The lines to copy are those in the records below that hold the word "ANOS".

→ **LISTED ENTRIES**:
-- Opening Marker --

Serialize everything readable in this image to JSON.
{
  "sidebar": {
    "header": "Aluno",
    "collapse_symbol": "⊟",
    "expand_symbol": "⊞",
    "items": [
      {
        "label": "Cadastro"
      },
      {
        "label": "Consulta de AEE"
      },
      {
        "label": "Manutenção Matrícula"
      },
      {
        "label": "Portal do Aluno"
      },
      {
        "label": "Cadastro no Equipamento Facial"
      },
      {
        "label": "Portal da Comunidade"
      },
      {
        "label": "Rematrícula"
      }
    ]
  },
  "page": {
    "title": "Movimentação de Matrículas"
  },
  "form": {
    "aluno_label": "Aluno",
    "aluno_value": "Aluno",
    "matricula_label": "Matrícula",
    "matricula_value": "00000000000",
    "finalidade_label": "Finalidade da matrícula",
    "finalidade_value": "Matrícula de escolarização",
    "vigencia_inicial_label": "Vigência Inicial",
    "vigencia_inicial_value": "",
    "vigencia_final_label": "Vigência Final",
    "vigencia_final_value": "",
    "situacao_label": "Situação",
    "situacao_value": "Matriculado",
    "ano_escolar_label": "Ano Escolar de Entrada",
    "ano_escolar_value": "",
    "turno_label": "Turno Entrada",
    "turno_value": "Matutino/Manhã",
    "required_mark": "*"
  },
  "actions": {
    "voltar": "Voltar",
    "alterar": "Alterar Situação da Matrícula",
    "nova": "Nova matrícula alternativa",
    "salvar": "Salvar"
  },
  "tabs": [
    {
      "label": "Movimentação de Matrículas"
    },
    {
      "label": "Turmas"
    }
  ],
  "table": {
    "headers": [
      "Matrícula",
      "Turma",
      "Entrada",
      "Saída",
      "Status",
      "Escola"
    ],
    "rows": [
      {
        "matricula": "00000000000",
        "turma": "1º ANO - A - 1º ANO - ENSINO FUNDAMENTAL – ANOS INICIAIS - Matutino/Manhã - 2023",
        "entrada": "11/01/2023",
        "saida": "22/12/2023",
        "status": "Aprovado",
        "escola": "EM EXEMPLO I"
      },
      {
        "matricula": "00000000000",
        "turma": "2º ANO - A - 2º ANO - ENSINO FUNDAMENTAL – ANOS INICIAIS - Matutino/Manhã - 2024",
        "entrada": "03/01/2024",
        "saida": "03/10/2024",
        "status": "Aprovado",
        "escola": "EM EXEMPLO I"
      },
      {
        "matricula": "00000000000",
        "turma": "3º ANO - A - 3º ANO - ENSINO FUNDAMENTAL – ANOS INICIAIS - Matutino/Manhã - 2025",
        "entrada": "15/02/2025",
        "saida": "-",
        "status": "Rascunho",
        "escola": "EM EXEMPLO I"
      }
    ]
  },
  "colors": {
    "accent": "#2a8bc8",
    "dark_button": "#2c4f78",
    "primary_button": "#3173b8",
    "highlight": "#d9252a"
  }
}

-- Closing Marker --

→ **RESPONSE AREA**:
        "turma": "1º ANO - A - 1º ANO - ENSINO FUNDAMENTAL – ANOS INICIAIS - Matutino/Manhã - 2023",
        "turma": "2º ANO - A - 2º ANO - ENSINO FUNDAMENTAL – ANOS INICIAIS - Matutino/Manhã - 2024",
        "turma": "3º ANO - A - 3º ANO - ENSINO FUNDAMENTAL – ANOS INICIAIS - Matutino/Manhã - 2025",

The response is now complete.